June so far has built a subscription service around recipes that costs $ 4.99 a month, but Van Horn is always thinking of other options, even as he continues to add considerable new functionality to the oven so as to keep consumers delighted with their purchase.

Michele Chambers Turner, senior director of smart home at Google, said that connected product companies have to build relationships with their customers, but that those relationships can only happen if the product really makes an impact on a consumer’s life. “I don’t necessarily have a relationship with my light bulbs unless they can do more for me,” she said. So it is incumbent on companies to figure out how to make that work.

Making things more valuable might happen as part of a new service or it might be a result of connecting your product to an existing ecosystem or other connected product. Kieron Hannon, CMO at access company Openpath and the former CMO of Belkin Wemo, said that Openpath is looking at adding integrations with productivity software so that when an employee enters their office building it can alert their calendar, which can then start setting up the first meeting of the day. “IoT should be serendipitous,” he said. “It should allow people to live in the moment.”

That feels like a pretty tall order for today’s connected devices, which don’t often work easily with each other and require a lot of technical skills from the user in order to make them work with other devices and services. In the roundtable, Turner said that was why Google, Amazon, Samsung, Apple, and others were trying to build standards through the Connected Home over IP project.

Johan Pedersen from Silicon Labs (another event sponsor) said that these IoT ecosystems were important, not just to reduce the confusion and number of apps on a consumer’s phone, but hopefully to also create a consistent set of rules around security and data sharing so that consumers can have a real sense of where their data is going, how it’s used, and whether or not their device is secure. I thought that was an especially good point, and it also drives home why so many platforms, such as Google and SmartThings, are changing the way their integration programs work to give their platforms more control.

Panelists also discussed the challenges associated with device costs, and keeping those costs reasonable while also allowing companies to build products that can last for several years before becoming obsolete. Other topics included the evolution from building a connected device to actually building a service and, by extension, a business on a connected device, so check out the videos from the event to learn more.

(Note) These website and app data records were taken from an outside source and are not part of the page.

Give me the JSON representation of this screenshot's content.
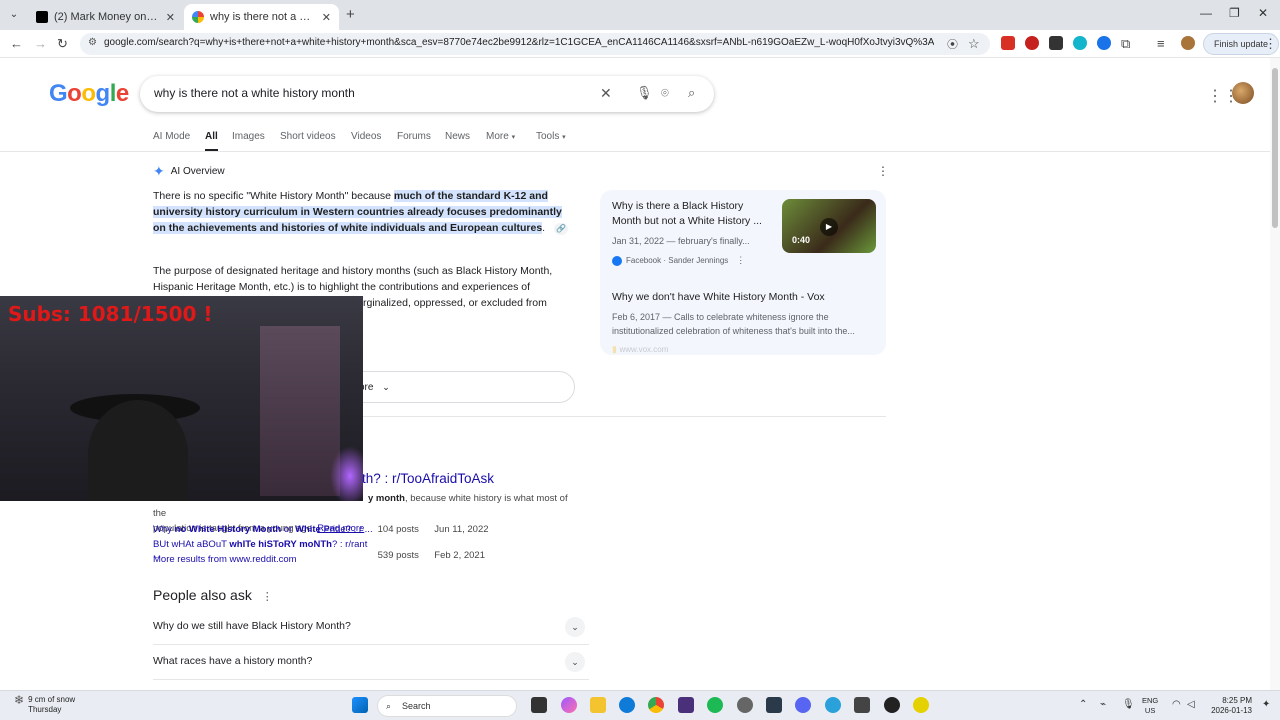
{
  "browser": {
    "tabs": [
      {
        "title": "(2) Mark Money on X: \"Rare fo",
        "active": false
      },
      {
        "title": "why is there not a white histor",
        "active": true
      }
    ],
    "url": "google.com/search?q=why+is+there+not+a+white+history+month&sca_esv=8770e74ec2be9912&rlz=1C1GCEA_enCA1146CA1146&sxsrf=ANbL-n619GOaEZw_L-woqH0fXoJtvyi3vQ%3A176835379125...",
    "finish_update": "Finish update"
  },
  "google": {
    "logo": "Google",
    "query": "why is there not a white history month",
    "tabs": [
      "AI Mode",
      "All",
      "Images",
      "Short videos",
      "Videos",
      "Forums",
      "News",
      "More",
      "Tools"
    ],
    "active_tab": "All"
  },
  "ai_overview": {
    "label": "AI Overview",
    "p1_pre": "There is no specific \"White History Month\" because ",
    "p1_highlight": "much of the standard K-12 and university history curriculum in Western countries already focuses predominantly on the achievements and histories of white individuals and European cultures",
    "p1_post": ".",
    "p2": "The purpose of designated heritage and history months (such as Black History Month, Hispanic Heritage Month, etc.) is to highlight the contributions and experiences of",
    "p2_cont": "rginalized, oppressed, or excluded from",
    "show_more": "ore"
  },
  "side_results": [
    {
      "title": "Why is there a Black History Month but not a White History ...",
      "meta": "Jan 31, 2022 — february's finally...",
      "source": "Facebook · Sander Jennings",
      "duration": "0:40"
    },
    {
      "title": "Why we don't have White History Month - Vox",
      "meta": "Feb 6, 2017 — Calls to celebrate whiteness ignore the institutionalized celebration of whiteness that's built into the...",
      "source": "www.vox.com"
    }
  ],
  "reddit_result": {
    "title": "th? : r/TooAfraidToAsk",
    "snippet_bold": "y month",
    "snippet_rest": ", because white history is what most of the",
    "snippet_line2": "population is taught from a young age.",
    "read_more": "Read more",
    "sub_results": [
      {
        "pre": "Why ",
        "b1": "no White History Month",
        "mid": " or ",
        "b2": "White",
        "post": " Pride? : r ...",
        "posts": "104 posts",
        "date": "Jun 11, 2022"
      },
      {
        "pre": "BUt wHAt aBOuT ",
        "b1": "whITe hiSToRY moNTh",
        "mid": "",
        "b2": "",
        "post": "? : r/rant ...",
        "posts": "539 posts",
        "date": "Feb 2, 2021"
      }
    ],
    "more_results": "More results from www.reddit.com"
  },
  "people_also_ask": {
    "heading": "People also ask",
    "questions": [
      "Why do we still have Black History Month?",
      "What races have a history month?"
    ]
  },
  "webcam": {
    "overlay_text": "Subs: 1081/1500 !"
  },
  "taskbar": {
    "weather_line1": "9 cm of snow",
    "weather_line2": "Thursday",
    "search_label": "Search",
    "lang_line1": "ENG",
    "lang_line2": "US",
    "time": "8:25 PM",
    "date": "2026-01-13"
  }
}
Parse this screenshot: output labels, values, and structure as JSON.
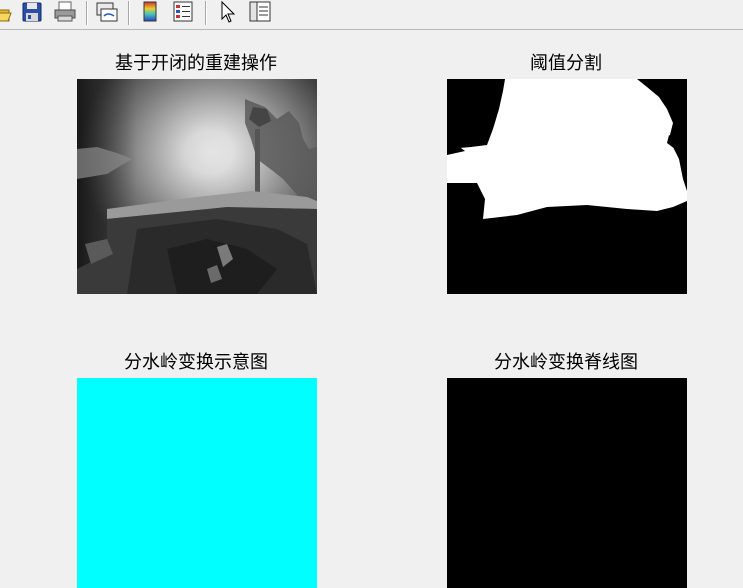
{
  "toolbar": {
    "buttons": [
      "open-file",
      "save-figure",
      "print-figure",
      "link-plot",
      "insert-colorbar",
      "insert-legend",
      "edit-plot",
      "show-plot-tools"
    ]
  },
  "figure": {
    "subplots": [
      {
        "title": "基于开闭的重建操作",
        "content": "grayscale-reconstructed-image"
      },
      {
        "title": "阈值分割",
        "content": "binary-threshold-image"
      },
      {
        "title": "分水岭变换示意图",
        "content": "cyan-filled-label-image"
      },
      {
        "title": "分水岭变换脊线图",
        "content": "black-ridge-line-image"
      }
    ]
  },
  "colors": {
    "background": "#f0f0f0",
    "cyan_fill": "#00ffff",
    "black": "#000000",
    "white": "#ffffff"
  }
}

The post How to stop selling a product and start selling a service appeared first on Stacey on IoT | Internet of Things news and analysis.

Stacey on IoT | Internet of Things news and analysis

(Visited 2 times, 1 visits today)

Leave a Reply

Your email address will not be published. Required fields are marked *